From the entries below, say how many lines carry the word "uCoz", and give nothing but the number.

▶ _Dataset extract_
▼▼▼

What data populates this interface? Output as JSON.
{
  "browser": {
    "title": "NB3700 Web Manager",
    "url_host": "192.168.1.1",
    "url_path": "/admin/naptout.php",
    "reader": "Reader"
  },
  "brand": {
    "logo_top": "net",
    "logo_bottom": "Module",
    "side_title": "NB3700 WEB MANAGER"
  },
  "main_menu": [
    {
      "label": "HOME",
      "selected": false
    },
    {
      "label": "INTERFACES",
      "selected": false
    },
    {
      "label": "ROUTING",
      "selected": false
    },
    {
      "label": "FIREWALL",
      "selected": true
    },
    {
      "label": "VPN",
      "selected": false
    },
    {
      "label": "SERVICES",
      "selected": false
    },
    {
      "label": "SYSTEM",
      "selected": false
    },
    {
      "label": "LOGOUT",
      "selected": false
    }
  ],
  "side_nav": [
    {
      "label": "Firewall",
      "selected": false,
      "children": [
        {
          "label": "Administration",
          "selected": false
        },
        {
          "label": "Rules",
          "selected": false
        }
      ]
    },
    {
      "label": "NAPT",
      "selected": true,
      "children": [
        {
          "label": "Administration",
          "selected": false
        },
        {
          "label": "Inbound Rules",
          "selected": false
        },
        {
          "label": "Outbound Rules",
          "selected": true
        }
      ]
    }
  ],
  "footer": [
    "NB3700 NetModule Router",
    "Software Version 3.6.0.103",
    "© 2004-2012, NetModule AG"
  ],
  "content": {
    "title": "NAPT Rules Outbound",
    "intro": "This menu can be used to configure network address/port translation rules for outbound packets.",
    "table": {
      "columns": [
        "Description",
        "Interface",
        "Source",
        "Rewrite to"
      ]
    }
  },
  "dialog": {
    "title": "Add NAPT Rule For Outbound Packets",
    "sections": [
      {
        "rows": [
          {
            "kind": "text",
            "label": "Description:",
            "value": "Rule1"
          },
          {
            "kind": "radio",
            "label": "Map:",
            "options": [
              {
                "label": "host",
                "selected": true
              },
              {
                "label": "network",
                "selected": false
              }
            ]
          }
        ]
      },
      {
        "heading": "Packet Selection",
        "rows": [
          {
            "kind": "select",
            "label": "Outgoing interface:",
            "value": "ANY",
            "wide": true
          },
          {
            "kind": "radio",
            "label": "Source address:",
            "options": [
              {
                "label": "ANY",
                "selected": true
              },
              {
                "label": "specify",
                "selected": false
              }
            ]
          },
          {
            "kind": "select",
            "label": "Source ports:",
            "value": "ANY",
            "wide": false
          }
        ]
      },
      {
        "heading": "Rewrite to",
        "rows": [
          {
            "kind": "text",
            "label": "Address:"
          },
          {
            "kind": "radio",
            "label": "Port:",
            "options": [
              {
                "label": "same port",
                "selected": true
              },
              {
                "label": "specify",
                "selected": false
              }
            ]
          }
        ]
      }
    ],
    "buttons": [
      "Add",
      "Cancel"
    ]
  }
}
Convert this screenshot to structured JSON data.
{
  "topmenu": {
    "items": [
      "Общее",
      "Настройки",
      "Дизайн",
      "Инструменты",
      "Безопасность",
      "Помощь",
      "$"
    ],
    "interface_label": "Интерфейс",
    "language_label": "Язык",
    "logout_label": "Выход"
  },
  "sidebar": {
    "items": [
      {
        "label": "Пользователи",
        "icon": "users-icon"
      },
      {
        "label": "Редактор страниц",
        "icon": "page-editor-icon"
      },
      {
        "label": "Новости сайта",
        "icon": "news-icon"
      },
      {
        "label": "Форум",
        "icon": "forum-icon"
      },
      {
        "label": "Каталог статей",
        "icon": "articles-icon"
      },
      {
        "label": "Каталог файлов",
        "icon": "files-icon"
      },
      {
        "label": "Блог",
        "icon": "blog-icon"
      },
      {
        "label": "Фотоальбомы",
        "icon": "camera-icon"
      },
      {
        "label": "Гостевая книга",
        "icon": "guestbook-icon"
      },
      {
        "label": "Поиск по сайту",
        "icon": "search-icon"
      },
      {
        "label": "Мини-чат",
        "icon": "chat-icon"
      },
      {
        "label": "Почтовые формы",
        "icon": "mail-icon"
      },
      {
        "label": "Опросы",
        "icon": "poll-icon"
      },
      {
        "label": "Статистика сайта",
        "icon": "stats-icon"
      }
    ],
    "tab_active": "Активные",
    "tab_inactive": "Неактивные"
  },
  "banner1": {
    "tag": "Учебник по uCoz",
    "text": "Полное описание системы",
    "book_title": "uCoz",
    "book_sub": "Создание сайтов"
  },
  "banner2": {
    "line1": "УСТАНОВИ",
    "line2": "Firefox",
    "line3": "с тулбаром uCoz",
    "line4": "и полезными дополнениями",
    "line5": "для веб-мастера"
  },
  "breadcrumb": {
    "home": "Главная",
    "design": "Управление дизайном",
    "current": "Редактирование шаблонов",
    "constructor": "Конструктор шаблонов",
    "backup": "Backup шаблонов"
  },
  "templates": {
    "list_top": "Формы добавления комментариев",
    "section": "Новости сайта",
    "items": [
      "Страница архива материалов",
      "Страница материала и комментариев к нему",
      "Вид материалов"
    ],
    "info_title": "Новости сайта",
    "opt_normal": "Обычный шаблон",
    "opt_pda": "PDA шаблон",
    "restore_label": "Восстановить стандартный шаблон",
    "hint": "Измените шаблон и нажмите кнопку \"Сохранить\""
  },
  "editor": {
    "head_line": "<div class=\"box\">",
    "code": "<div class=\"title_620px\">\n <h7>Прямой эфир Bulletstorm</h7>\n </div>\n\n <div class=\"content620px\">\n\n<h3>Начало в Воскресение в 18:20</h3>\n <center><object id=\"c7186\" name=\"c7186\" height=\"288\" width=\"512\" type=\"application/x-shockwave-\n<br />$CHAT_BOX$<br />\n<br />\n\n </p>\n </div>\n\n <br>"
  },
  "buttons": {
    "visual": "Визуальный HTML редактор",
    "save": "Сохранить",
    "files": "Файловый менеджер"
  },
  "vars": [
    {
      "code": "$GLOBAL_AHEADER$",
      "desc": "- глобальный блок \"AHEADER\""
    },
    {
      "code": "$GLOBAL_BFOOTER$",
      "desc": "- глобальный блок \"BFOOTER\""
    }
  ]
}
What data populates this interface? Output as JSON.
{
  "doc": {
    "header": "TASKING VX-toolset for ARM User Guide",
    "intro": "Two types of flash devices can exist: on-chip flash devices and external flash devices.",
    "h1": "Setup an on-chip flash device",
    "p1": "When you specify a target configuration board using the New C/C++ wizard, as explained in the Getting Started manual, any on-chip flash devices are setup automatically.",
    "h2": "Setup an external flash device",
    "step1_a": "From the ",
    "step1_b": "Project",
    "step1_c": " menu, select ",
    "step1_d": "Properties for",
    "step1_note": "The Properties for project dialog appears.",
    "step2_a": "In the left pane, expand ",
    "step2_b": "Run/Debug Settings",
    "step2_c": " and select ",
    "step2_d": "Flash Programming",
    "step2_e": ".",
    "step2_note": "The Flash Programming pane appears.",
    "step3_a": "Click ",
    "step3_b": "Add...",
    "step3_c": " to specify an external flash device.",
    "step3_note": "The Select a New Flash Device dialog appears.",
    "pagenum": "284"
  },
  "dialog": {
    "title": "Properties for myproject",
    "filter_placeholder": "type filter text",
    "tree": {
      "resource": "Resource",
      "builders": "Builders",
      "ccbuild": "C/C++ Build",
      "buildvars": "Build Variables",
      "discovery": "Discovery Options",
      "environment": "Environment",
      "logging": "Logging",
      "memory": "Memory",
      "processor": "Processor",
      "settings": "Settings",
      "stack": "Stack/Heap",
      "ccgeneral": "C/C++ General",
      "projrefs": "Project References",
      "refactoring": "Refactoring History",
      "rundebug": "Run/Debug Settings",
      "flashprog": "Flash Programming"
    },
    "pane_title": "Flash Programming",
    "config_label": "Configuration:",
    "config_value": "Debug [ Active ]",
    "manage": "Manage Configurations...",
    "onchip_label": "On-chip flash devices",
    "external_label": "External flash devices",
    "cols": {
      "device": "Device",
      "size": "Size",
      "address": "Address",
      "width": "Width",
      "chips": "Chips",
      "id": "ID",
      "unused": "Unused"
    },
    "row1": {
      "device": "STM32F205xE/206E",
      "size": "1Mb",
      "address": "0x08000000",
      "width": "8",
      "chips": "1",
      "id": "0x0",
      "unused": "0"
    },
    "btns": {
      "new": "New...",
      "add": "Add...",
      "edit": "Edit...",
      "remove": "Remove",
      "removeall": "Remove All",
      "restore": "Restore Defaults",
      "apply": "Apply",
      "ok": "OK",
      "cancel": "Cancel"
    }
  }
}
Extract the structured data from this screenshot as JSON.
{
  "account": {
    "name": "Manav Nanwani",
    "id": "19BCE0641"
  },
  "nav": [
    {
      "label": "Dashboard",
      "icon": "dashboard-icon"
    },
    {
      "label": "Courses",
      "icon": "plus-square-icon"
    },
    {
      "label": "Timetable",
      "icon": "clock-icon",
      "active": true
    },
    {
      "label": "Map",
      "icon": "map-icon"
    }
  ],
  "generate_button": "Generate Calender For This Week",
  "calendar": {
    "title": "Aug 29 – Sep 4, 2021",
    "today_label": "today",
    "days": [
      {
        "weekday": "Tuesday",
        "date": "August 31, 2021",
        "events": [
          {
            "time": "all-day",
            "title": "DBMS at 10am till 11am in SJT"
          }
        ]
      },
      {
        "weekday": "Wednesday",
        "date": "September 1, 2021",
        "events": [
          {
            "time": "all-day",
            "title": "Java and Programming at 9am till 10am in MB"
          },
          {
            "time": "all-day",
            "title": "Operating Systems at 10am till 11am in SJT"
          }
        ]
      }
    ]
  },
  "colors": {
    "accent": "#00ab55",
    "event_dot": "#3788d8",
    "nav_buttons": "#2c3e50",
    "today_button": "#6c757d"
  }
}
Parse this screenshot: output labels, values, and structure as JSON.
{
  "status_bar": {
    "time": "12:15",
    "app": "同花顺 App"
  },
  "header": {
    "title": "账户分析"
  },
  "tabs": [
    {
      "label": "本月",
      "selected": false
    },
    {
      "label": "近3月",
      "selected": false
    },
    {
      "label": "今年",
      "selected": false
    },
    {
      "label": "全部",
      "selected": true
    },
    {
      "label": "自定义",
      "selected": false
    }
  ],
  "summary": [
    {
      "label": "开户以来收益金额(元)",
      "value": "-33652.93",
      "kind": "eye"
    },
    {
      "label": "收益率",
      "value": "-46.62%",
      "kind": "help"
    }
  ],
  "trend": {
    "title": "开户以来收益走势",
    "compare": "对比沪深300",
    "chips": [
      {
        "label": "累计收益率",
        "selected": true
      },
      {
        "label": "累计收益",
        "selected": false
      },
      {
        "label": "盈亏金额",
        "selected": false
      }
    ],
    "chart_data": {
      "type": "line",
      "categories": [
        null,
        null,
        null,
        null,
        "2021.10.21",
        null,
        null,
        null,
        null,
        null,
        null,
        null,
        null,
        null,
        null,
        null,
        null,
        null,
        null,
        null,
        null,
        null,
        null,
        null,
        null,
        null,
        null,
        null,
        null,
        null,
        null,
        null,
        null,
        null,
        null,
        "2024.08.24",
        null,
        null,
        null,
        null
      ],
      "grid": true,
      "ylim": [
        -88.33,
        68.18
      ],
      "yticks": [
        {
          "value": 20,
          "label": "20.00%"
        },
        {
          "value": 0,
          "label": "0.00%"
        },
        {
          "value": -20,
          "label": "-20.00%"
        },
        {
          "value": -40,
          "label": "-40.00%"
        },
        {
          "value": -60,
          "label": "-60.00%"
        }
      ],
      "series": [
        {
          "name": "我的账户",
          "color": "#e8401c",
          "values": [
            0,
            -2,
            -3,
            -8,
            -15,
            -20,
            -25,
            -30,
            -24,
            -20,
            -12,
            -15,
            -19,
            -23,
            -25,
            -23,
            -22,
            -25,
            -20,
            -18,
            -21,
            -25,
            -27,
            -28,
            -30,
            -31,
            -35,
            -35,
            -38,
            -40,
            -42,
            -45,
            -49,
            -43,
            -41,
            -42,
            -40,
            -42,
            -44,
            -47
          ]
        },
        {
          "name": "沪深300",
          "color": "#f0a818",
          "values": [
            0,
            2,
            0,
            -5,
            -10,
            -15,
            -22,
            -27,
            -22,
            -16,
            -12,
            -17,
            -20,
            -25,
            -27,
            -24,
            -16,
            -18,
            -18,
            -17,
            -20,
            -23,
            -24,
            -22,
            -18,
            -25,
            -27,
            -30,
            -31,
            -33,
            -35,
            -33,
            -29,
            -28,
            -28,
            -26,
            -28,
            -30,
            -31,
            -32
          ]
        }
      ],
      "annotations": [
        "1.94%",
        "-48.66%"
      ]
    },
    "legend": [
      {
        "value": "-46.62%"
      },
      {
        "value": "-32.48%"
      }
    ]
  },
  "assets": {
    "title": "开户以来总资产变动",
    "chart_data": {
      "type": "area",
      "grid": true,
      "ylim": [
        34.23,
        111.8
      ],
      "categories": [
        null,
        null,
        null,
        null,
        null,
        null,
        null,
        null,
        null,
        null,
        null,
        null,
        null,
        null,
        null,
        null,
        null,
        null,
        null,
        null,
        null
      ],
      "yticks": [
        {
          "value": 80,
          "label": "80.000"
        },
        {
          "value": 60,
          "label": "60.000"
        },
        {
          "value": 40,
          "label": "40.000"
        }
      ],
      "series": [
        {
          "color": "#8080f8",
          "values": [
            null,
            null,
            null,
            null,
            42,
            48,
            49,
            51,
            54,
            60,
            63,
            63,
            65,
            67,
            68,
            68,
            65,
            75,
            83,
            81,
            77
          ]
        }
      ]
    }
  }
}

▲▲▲

▶ _Solution for this exercise_
3